▶ ABOUT THIS TASK: Wherever "name" turns up in the entries, copy out the line that holds it.

▶ DATA SHOWN:
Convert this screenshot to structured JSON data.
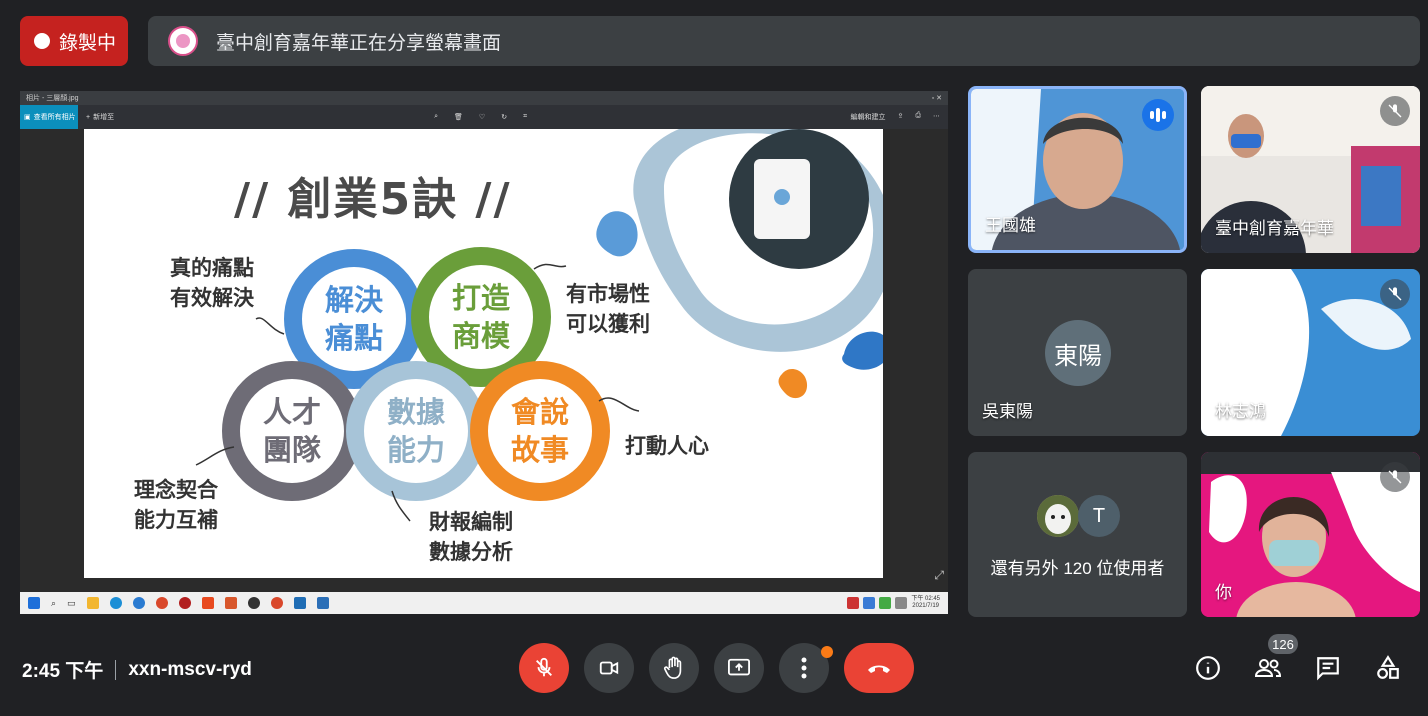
{
  "top": {
    "recording_label": "錄製中",
    "share_banner_text": "臺中創育嘉年華正在分享螢幕畫面"
  },
  "present": {
    "window_title": "相片 - 三層顏.jpg",
    "toolbar": {
      "collection_label": "查看所有相片",
      "add_label": "新增至",
      "edit_label": "編輯和建立"
    },
    "clock_time": "下午 02:45",
    "clock_date": "2021/7/19"
  },
  "slide": {
    "title": "// 創業5訣 //",
    "rings": {
      "blue": [
        "解決",
        "痛點"
      ],
      "green": [
        "打造",
        "商模"
      ],
      "gray": [
        "人才",
        "團隊"
      ],
      "light_blue": [
        "數據",
        "能力"
      ],
      "orange": [
        "會說",
        "故事"
      ]
    },
    "notes": {
      "pain": [
        "真的痛點",
        "有效解決"
      ],
      "market": [
        "有市場性",
        "可以獲利"
      ],
      "team": [
        "理念契合",
        "能力互補"
      ],
      "data": [
        "財報編制",
        "數據分析"
      ],
      "story": [
        "打動人心"
      ]
    }
  },
  "participants": {
    "p1": {
      "name": "王國雄"
    },
    "p2": {
      "name": "臺中創育嘉年華"
    },
    "p3": {
      "name": "吳東陽",
      "initials": "東陽"
    },
    "p4": {
      "name": "林志鴻"
    },
    "p5": {
      "others_label": "還有另外 120 位使用者",
      "avatar_initial": "T"
    },
    "p6": {
      "name": "你"
    }
  },
  "bottom": {
    "time": "2:45 下午",
    "meeting_code": "xxn-mscv-ryd",
    "participant_count": "126"
  },
  "colors": {
    "recording_red": "#c5221f",
    "hangup_red": "#ea4335",
    "speaking_blue": "#1a73e8",
    "background": "#202124"
  }
}
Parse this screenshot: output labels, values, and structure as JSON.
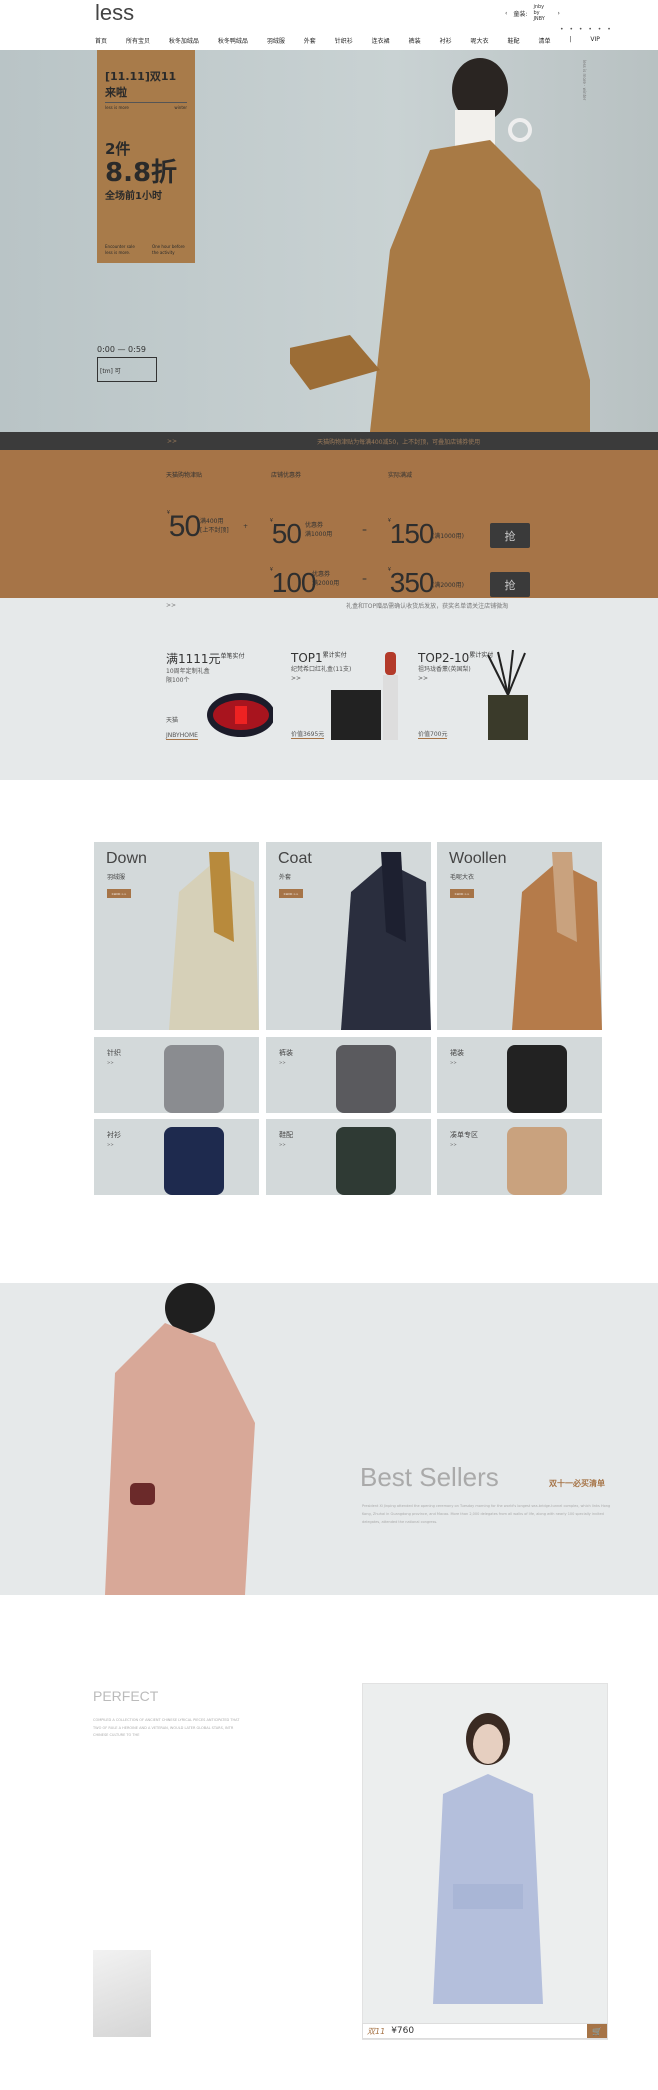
{
  "header": {
    "logo": "less",
    "kids_label": "童装:",
    "kids_brand": "jnby by JNBY",
    "dots": "• • • • • •",
    "nav": [
      "首页",
      "所有宝贝",
      "秋冬加绒品",
      "秋冬鸭绒品",
      "羽绒服",
      "外套",
      "针织衫",
      "连衣裙",
      "裤装",
      "衬衫",
      "呢大衣",
      "鞋配",
      "清单",
      "|",
      "VIP"
    ]
  },
  "banner": {
    "tag_title": "[11.11]双11来啦",
    "tag_sub_left": "less is more",
    "tag_sub_right": "winter",
    "line1": "2件",
    "line2": "8.8折",
    "line3": "全场前1小时",
    "foot_left": "Encounter sale less is more.",
    "foot_right": "One hour before the activity",
    "time": "0:00 — 0:59",
    "tm_logo": "[tm] 可",
    "vertical_text": "less is more · winter"
  },
  "notice1": {
    "arrow": ">>",
    "text": "天猫购物津贴为每满400减50，上不封顶，可叠加店铺券使用"
  },
  "coupons": {
    "headers": [
      "天猫购物津贴",
      "店铺优惠券",
      "实际满减"
    ],
    "allowance": {
      "currency": "¥",
      "value": "50",
      "desc1": "满400用",
      "desc2": "[上不封顶]"
    },
    "plus": "+",
    "equals": "=",
    "rows": [
      {
        "coupon": "50",
        "coupon_desc1": "优惠券",
        "coupon_desc2": "满1000用",
        "total": "150",
        "total_desc": "(满1000用)",
        "button": "抢"
      },
      {
        "coupon": "100",
        "coupon_desc1": "优惠券",
        "coupon_desc2": "满2000用",
        "total": "350",
        "total_desc": "(满2000用)",
        "button": "抢"
      }
    ]
  },
  "notice2": {
    "arrow": ">>",
    "text": "礼盒和TOP赠品需确认收货后发放，获奖名单请关注店铺微淘"
  },
  "gifts": [
    {
      "title": "满1111元",
      "sup": "单笔实付",
      "desc1": "10周年定制礼盒",
      "desc2": "限100个",
      "brand1": "天猫",
      "brand2": "JNBYHOME"
    },
    {
      "title": "TOP1",
      "sup": "累计实付",
      "desc1": "纪梵希口红礼盒(11支)",
      "desc2": ">>",
      "price": "价值3695元"
    },
    {
      "title": "TOP2-10",
      "sup": "累计实付",
      "desc1": "祖玛珑香薰(英国梨)",
      "desc2": ">>",
      "price": "价值700元"
    }
  ],
  "categories": {
    "big": [
      {
        "en": "Down",
        "cn": "羽绒服",
        "click": "CLICK >>"
      },
      {
        "en": "Coat",
        "cn": "外套",
        "click": "CLICK >>"
      },
      {
        "en": "Woollen",
        "cn": "毛呢大衣",
        "click": "CLICK >>"
      }
    ],
    "small": [
      {
        "cn": "针织",
        "arrow": ">>"
      },
      {
        "cn": "裤装",
        "arrow": ">>"
      },
      {
        "cn": "裙装",
        "arrow": ">>"
      },
      {
        "cn": "衬衫",
        "arrow": ">>"
      },
      {
        "cn": "鞋配",
        "arrow": ">>"
      },
      {
        "cn": "凑单专区",
        "arrow": ">>"
      }
    ]
  },
  "best_sellers": {
    "title": "Best  Sellers",
    "cn": "双十一必买清单",
    "text": "President Xi Jinping attended the opening ceremony on Tuesday morning for the world's longest sea-bridge-tunnel complex, which links Hong Kong, Zhuhai in Guangdong province, and Macao. More than 2,000 delegates from all walks of life, along with nearly 100 specially invited delegates, attended the national congress."
  },
  "perfect": {
    "title": "PERFECT",
    "text": "COMPILED A COLLECTION OF ANCIENT CHINESE LYRICAL PIECES ANTICIPATED THAT TWO OF RULE A HEROINE AND A VETERAN, WOULD LATER GLOBAL STARS, INTR CHINESE CULTURE TO THE"
  },
  "product": {
    "tag": "双11",
    "price": "¥760"
  },
  "colors": {
    "accent": "#a67447",
    "dark": "#3b3b3b",
    "bg_gray": "#e6e9ea"
  }
}
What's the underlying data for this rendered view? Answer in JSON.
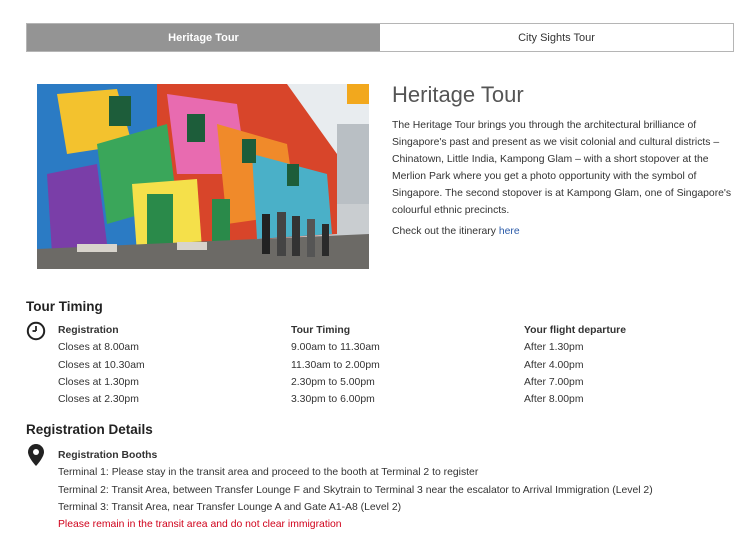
{
  "tabs": [
    {
      "label": "Heritage Tour",
      "active": true
    },
    {
      "label": "City Sights Tour",
      "active": false
    }
  ],
  "tour": {
    "title": "Heritage Tour",
    "description": "The Heritage Tour brings you through the architectural brilliance of Singapore's past and present as we visit colonial and cultural districts – Chinatown, Little India, Kampong Glam – with a short stopover at the Merlion Park where you get a photo opportunity with the symbol of Singapore. The second stopover is at Kampong Glam, one of Singapore's colourful ethnic precincts.",
    "itinerary_text": "Check out the itinerary ",
    "itinerary_link": "here"
  },
  "timing": {
    "heading": "Tour Timing",
    "icon": "clock-icon",
    "registration": {
      "header": "Registration",
      "rows": [
        "Closes at 8.00am",
        "Closes at 10.30am",
        "Closes at 1.30pm",
        "Closes at 2.30pm"
      ]
    },
    "tour_timing": {
      "header": "Tour Timing",
      "rows": [
        "9.00am to 11.30am",
        "11.30am to 2.00pm",
        "2.30pm to 5.00pm",
        "3.30pm to 6.00pm"
      ]
    },
    "flight": {
      "header": "Your flight departure",
      "rows": [
        "After 1.30pm",
        "After 4.00pm",
        "After 7.00pm",
        "After 8.00pm"
      ]
    }
  },
  "registration": {
    "heading": "Registration Details",
    "icon": "map-pin-icon",
    "booths_header": "Registration Booths",
    "lines": [
      "Terminal 1: Please stay in the transit area and proceed to the booth at Terminal 2 to register",
      "Terminal 2: Transit Area, between Transfer Lounge F and Skytrain to Terminal 3 near the escalator to Arrival Immigration (Level 2)",
      "Terminal 3: Transit Area, near Transfer Lounge A and Gate A1-A8 (Level 2)"
    ],
    "warning": "Please remain in the transit area and do not clear immigration"
  },
  "colors": {
    "tab_active": "#949494",
    "link": "#2a5aa8",
    "warning": "#d0021b"
  }
}
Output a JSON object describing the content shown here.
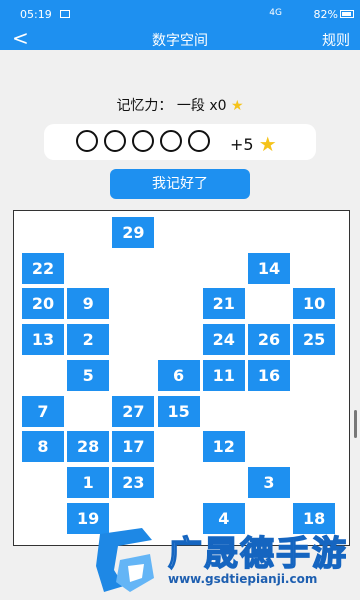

▶ EXPECTED ANSWER:
      "name": "王國雄"
      "name": "臺中創育嘉年華"
      "name": "吳東陽",
      "name": "林志鴻"
      "name": "你"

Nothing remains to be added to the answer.